Building a Regional Database on World Cultural Heritage Matsuda Toshinobo
The ACCU Nara Office, centre for promoting co-operation in cultural heritage protection, developed the Asia/Pacific Cultural Heritage Protection Database, containing information related to cultural heritage sites in forty-one countries in the Asia/Pacific region. This office, which is also committed to holding international conferences on related themes and developing human resources, has made the database available on the Internet. The website, comprising several pages on organizations/institutions, educational programmes/training courses, and on Japan’s international co-operation, has been upgraded recently, by adding more information and improving the design. The ACCU Nara Office has already established human networks by organizing training courses and international meetings. With co-operation from National Commissions from UNESCO, the ACCU Nara Office will select its counterparts and update the database, regularly adding further information. By disclosing study results and articles in its journals on the website, the ACCU Nara Office will also augment its functions as an information centre. Top
Digital Heritage and Cultural Content in Europe Bernard Smith
This article is designed to provide the reader with the key references concerning issues on new technologies and cultural heritage. As such it has two basic objectives. The first is to provide a factual guide to achievements of the European Commission’s Information Society technologies (IST) research programme in the field of digital heritage and cultural content. This will include some information concerning the European Commission’s new research programme for the next five years. The second objective concerns information on e-Europe, and specifically one action relating to the European Commission’s Fifth framework Programme for research and technological Development, 1998-2002. The article tries to summarize some of the formal aspects of the ongoing programme on digital heritage and cultural content. It does not attempt top outline in a systematic way the results obtained so far.

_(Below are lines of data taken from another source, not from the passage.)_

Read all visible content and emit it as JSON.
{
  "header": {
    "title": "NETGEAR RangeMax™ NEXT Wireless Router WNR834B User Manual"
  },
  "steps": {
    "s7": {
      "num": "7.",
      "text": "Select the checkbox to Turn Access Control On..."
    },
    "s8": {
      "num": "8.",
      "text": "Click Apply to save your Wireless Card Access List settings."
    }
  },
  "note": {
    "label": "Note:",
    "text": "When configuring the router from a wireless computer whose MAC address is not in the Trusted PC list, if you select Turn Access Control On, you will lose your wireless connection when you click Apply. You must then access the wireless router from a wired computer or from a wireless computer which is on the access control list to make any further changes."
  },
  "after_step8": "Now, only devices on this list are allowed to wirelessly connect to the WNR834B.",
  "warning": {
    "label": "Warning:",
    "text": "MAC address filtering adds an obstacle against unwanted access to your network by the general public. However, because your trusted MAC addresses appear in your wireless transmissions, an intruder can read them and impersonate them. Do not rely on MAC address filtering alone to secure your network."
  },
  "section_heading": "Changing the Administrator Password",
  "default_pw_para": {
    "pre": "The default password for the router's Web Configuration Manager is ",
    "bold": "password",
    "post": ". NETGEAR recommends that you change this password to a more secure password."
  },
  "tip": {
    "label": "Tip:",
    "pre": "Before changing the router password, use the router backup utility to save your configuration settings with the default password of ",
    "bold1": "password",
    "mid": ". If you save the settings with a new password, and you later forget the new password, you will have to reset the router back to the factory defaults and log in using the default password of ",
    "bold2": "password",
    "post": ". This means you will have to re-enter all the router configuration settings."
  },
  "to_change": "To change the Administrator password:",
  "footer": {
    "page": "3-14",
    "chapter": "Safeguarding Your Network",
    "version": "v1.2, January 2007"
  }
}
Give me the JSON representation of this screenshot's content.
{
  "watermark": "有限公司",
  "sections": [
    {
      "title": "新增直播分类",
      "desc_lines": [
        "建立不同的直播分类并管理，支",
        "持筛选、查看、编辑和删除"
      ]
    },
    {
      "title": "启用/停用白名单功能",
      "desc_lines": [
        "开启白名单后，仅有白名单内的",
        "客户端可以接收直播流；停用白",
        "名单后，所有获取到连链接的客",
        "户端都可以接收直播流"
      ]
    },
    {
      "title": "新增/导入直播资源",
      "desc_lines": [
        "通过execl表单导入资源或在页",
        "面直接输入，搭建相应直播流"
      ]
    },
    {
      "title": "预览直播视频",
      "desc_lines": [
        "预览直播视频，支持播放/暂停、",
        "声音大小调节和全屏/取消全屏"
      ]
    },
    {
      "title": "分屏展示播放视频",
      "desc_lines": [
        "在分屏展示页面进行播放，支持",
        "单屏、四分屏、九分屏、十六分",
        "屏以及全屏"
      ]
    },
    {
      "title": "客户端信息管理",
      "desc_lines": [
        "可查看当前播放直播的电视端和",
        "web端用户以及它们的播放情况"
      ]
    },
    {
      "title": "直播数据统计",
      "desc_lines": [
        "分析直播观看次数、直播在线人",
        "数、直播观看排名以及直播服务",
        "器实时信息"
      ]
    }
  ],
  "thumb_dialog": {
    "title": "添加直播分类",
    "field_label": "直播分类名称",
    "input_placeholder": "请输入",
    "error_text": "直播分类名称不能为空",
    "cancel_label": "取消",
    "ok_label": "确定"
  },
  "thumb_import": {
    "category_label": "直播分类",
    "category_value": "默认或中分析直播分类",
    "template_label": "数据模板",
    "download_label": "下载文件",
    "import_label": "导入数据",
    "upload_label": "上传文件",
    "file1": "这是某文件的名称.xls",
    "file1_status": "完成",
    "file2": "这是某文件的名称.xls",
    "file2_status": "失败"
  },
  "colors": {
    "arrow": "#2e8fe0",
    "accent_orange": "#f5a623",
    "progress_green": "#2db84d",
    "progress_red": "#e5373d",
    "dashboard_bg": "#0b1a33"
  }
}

The service managing the issues on digital heritage and cultural content issues a newsletter every two months that outlines progress and summarizes ongoing initiatives. Along with the website, the newsletter represents the most effective way to keep up-to-date on calls for proposals, projects being launched, and results obtained. Top
The Museums of Russia Web Portal Anna Mikhailovskaya and Kirill Nasedkin
The ‘Museums of Russia’ web portal (www.museum.ru) was the first museum portal in the Russian federation and it is still working. This does not mean that it portrays the first wave of web portals in Russia, but rather represents the evolution of information technologies in the cultural sphere of the country – though remaining quite unique itself. The Museums of Russia web portal is now well under way and it is planned increasingly to improve and develop it along with a widespread system to provide access to information, centres, or surveys of different regions (including Tatarstan and Udmurtia museums). It is the principle Russian museums resource centre, and is also used as an information and communication centre both for the public and for museums professionals. It is one of the most frequently quoted web resources on cultural sites in Russia. It has about 1,500 visitors a day and has captured the attention of more than 3 million Internet users in the country. The portal co-operates with media agencies, other Internet web portals and museum organizations. Top